**What is required**
Below are some records. Copy every line in them that holds "title".

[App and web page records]
BEGIN

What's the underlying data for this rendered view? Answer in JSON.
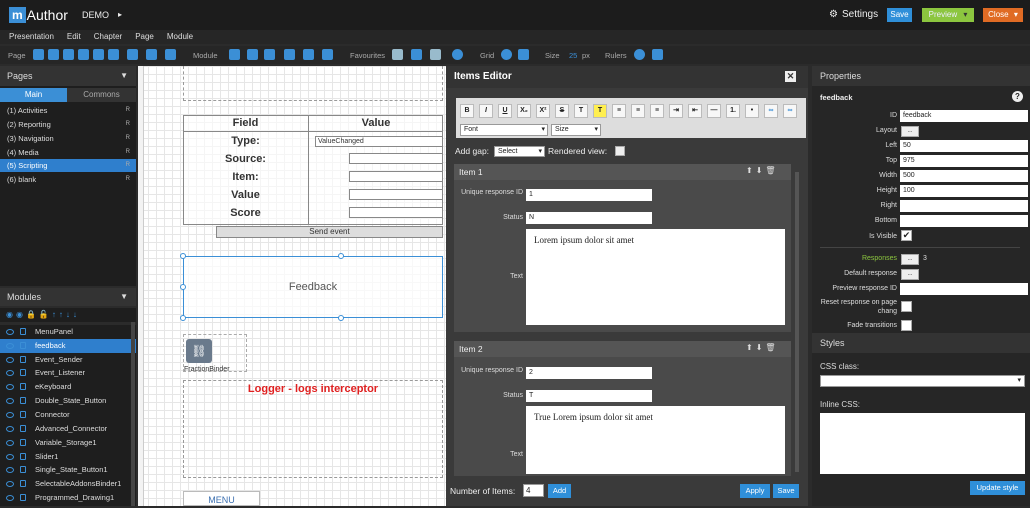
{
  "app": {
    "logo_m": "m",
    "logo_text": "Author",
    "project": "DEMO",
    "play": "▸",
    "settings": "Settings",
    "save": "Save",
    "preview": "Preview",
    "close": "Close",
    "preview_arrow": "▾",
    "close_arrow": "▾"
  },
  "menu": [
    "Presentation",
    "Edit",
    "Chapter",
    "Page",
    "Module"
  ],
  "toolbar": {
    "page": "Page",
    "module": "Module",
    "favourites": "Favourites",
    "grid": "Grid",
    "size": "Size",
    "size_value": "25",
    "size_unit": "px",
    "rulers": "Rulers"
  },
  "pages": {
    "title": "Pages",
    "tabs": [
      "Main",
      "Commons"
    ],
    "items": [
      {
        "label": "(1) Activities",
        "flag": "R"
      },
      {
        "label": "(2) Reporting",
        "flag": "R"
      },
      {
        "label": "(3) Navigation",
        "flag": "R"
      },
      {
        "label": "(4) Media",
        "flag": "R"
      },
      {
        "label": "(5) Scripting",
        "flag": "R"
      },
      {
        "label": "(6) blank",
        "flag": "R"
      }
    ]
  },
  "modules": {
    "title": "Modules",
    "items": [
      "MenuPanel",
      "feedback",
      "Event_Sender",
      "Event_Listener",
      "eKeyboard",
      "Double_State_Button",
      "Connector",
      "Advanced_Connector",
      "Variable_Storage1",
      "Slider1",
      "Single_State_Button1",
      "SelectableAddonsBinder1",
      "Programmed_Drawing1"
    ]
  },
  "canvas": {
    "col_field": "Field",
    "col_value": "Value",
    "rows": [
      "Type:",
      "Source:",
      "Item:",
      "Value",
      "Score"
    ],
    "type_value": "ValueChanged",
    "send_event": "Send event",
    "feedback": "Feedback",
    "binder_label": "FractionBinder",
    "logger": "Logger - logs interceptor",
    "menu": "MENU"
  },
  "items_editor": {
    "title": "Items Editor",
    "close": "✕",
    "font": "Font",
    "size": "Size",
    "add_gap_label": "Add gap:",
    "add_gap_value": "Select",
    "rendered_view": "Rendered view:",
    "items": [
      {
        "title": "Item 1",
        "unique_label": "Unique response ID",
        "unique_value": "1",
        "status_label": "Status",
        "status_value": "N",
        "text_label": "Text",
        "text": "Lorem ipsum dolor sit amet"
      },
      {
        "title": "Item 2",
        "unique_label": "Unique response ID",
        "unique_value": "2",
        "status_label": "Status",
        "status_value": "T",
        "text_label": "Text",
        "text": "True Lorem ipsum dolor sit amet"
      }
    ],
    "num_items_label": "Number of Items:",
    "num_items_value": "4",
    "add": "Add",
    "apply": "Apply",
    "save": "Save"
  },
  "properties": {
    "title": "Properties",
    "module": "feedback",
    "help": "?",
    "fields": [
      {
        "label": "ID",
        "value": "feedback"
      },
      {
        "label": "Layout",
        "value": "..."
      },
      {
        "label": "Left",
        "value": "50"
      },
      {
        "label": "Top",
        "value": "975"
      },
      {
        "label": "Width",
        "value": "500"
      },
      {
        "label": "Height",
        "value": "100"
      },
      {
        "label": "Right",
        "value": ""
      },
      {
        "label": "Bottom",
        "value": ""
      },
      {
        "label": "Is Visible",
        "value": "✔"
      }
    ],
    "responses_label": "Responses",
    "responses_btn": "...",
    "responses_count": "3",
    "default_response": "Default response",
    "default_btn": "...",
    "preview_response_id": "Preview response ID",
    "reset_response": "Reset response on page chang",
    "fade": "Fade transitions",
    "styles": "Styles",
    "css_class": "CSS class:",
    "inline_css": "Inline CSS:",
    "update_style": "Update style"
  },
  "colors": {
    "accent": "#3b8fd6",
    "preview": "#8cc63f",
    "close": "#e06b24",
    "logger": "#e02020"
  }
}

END

**Response**
    "title": "Pages",
    "title": "Modules",
    "title": "Items Editor",
        "title": "Item 1",
        "title": "Item 2",
    "title": "Properties",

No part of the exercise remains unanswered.